This could be as simple as asking customers how they felt about the process of buying something or dealing with support. A most common way to do this is with a survey question, like “how was your experience?” with 1 = severely disappointed and 5 = very satisfied.
Unbabel doesn’t mince words when they write they’re “tired of relying on CSAT.” At CCC, count on many idea makers, thought leaders and superstar disruptors to share in the CSAT takedown in favor of more nuanced ways to measure customer satisfaction.
Surely some answers will follow from the Unbabel tenet that AI and HE (human empathy) need to work together.
From ashes always rising
In any business, problems will always arise, and disasters will always need to be overcome, especially when it comes to customer satisfaction.
And it’s the support and service agents who are often on the front line in such scenarios. That’s why they need to have the best tools at their disposal to put out fires and help rebuild stronger and more trustworthy customer relationships. Unbabel believes these new tools should be built with a mix of both the processing power of computers and the emotional intelligence of people.
Finally, it’s not only how to respond to disasters that will be discussed and debated, but also questions of how to prevent them, as well as what to do to prepare for them.

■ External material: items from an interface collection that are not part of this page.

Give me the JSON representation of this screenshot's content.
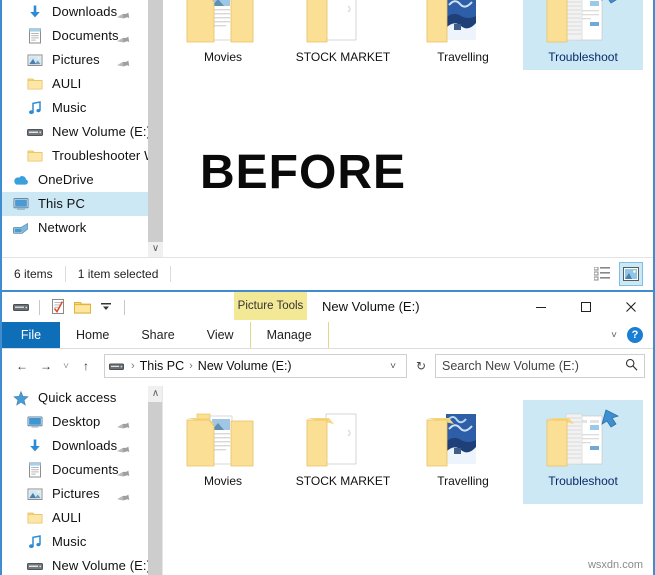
{
  "annotation": {
    "before_label": "BEFORE",
    "watermark": "wsxdn.com"
  },
  "top_window": {
    "nav_items": [
      {
        "label": "Downloads",
        "icon": "downloads-icon",
        "pinned": true,
        "indent": true,
        "selected": false
      },
      {
        "label": "Documents",
        "icon": "documents-icon",
        "pinned": true,
        "indent": true,
        "selected": false
      },
      {
        "label": "Pictures",
        "icon": "pictures-icon",
        "pinned": true,
        "indent": true,
        "selected": false
      },
      {
        "label": "AULI",
        "icon": "folder-icon",
        "pinned": false,
        "indent": true,
        "selected": false
      },
      {
        "label": "Music",
        "icon": "music-icon",
        "pinned": false,
        "indent": true,
        "selected": false
      },
      {
        "label": "New Volume (E:)",
        "icon": "drive-icon",
        "pinned": false,
        "indent": true,
        "selected": false
      },
      {
        "label": "Troubleshooter W",
        "icon": "folder-icon",
        "pinned": false,
        "indent": true,
        "selected": false
      },
      {
        "label": "OneDrive",
        "icon": "onedrive-icon",
        "pinned": false,
        "indent": false,
        "selected": false
      },
      {
        "label": "This PC",
        "icon": "thispc-icon",
        "pinned": false,
        "indent": false,
        "selected": true
      },
      {
        "label": "Network",
        "icon": "network-icon",
        "pinned": false,
        "indent": false,
        "selected": false
      }
    ],
    "folders": [
      {
        "label": "Movies",
        "icon": "folder-movies-icon",
        "selected": false
      },
      {
        "label": "STOCK MARKET",
        "icon": "folder-stock-icon",
        "selected": false
      },
      {
        "label": "Travelling",
        "icon": "folder-travel-icon",
        "selected": false
      },
      {
        "label": "Troubleshoot",
        "icon": "folder-trouble-icon",
        "selected": true
      }
    ],
    "status": {
      "items_count": "6 items",
      "selection": "1 item selected"
    },
    "view_buttons": [
      {
        "name": "details-view-button",
        "active": false
      },
      {
        "name": "large-icons-view-button",
        "active": true
      }
    ]
  },
  "bottom_window": {
    "title": "New Volume (E:)",
    "contextual_tab": "Picture Tools",
    "quick_access_toolbar": [
      {
        "name": "drive-icon"
      },
      {
        "name": "properties-icon"
      },
      {
        "name": "new-folder-icon"
      },
      {
        "name": "customize-dropdown-icon"
      }
    ],
    "window_controls": [
      {
        "name": "minimize-button",
        "glyph": "–"
      },
      {
        "name": "maximize-button",
        "glyph": "□"
      },
      {
        "name": "close-button",
        "glyph": "✕"
      }
    ],
    "ribbon_tabs": [
      {
        "label": "File",
        "kind": "file"
      },
      {
        "label": "Home",
        "kind": "tab"
      },
      {
        "label": "Share",
        "kind": "tab"
      },
      {
        "label": "View",
        "kind": "tab"
      },
      {
        "label": "Manage",
        "kind": "contextual"
      }
    ],
    "ribbon_right": {
      "expand_label": "˅",
      "help_label": "?"
    },
    "address": {
      "back_glyph": "←",
      "forward_glyph": "→",
      "recent_glyph": "˅",
      "up_glyph": "↑",
      "crumbs": [
        "This PC",
        "New Volume (E:)"
      ],
      "dropdown_glyph": "˅",
      "refresh_glyph": "↻"
    },
    "search": {
      "placeholder": "Search New Volume (E:)",
      "icon": "search-icon"
    },
    "nav_items": [
      {
        "label": "Quick access",
        "icon": "quickaccess-icon",
        "pinned": false,
        "indent": false,
        "selected": false
      },
      {
        "label": "Desktop",
        "icon": "desktop-icon",
        "pinned": true,
        "indent": true,
        "selected": false
      },
      {
        "label": "Downloads",
        "icon": "downloads-icon",
        "pinned": true,
        "indent": true,
        "selected": false
      },
      {
        "label": "Documents",
        "icon": "documents-icon",
        "pinned": true,
        "indent": true,
        "selected": false
      },
      {
        "label": "Pictures",
        "icon": "pictures-icon",
        "pinned": true,
        "indent": true,
        "selected": false
      },
      {
        "label": "AULI",
        "icon": "folder-icon",
        "pinned": false,
        "indent": true,
        "selected": false
      },
      {
        "label": "Music",
        "icon": "music-icon",
        "pinned": false,
        "indent": true,
        "selected": false
      },
      {
        "label": "New Volume (E:)",
        "icon": "drive-icon",
        "pinned": false,
        "indent": true,
        "selected": false
      }
    ],
    "folders": [
      {
        "label": "Movies",
        "icon": "folder-movies-icon",
        "selected": false
      },
      {
        "label": "STOCK MARKET",
        "icon": "folder-stock-icon",
        "selected": false
      },
      {
        "label": "Travelling",
        "icon": "folder-travel-icon",
        "selected": false
      },
      {
        "label": "Troubleshoot",
        "icon": "folder-trouble-icon",
        "selected": true
      }
    ]
  },
  "colors": {
    "window_border": "#3f8cd0",
    "selection": "#cce8f4",
    "file_tab": "#0e6eb8",
    "contextual_tab": "#f2e896",
    "folder_yellow": "#fbe08a"
  }
}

More importantly, however, is asking how customer service agents, with the right training and the right tools, can gain the most knowledge from working through such problems, and how to best share that knowledge throughout the whole enterprise.
Who’s who (just the tip)
The lineup of speakers is still growing, but here’s a quick rundown. They’ve got plenty of seasoned execs:
Suri Ratnatunga is the senior director of community and support at Vimeo
As well as some great writers:
David Rowan is a former editor at WIRED UK and author of Non-Bullshit Innovation: Radical Ideas from the World’s Smartest Minds
The core beliefs of Customer Centricity
The Customer Centric Conference will let Unbabel disseminate their company’s core beliefs. The first belief is best exemplified in Unbabel’s platform: the collaboration of machines and minds.
AI and NMT can only serve us so far, and provide business insights so deep, until hitting a wall which only an empathetic human can break through.
In other words, nobody understands real human customers like real human agents.
The second core belief is that for a company to operate as efficiently as possible, there needs to be more cross-departmental knowledge sharing. This is just as true regarding a better customer experience as it is for things like new product R&D, marketing campaigns and logistical organization.
This is because people—whether sales reps, marketers or support agents—are not just one-dimensional functionaries of their respective departments.
Knowledge is a living, growing thing, and the more people feed it with different insights, the more everyone gains from its collective wisdom.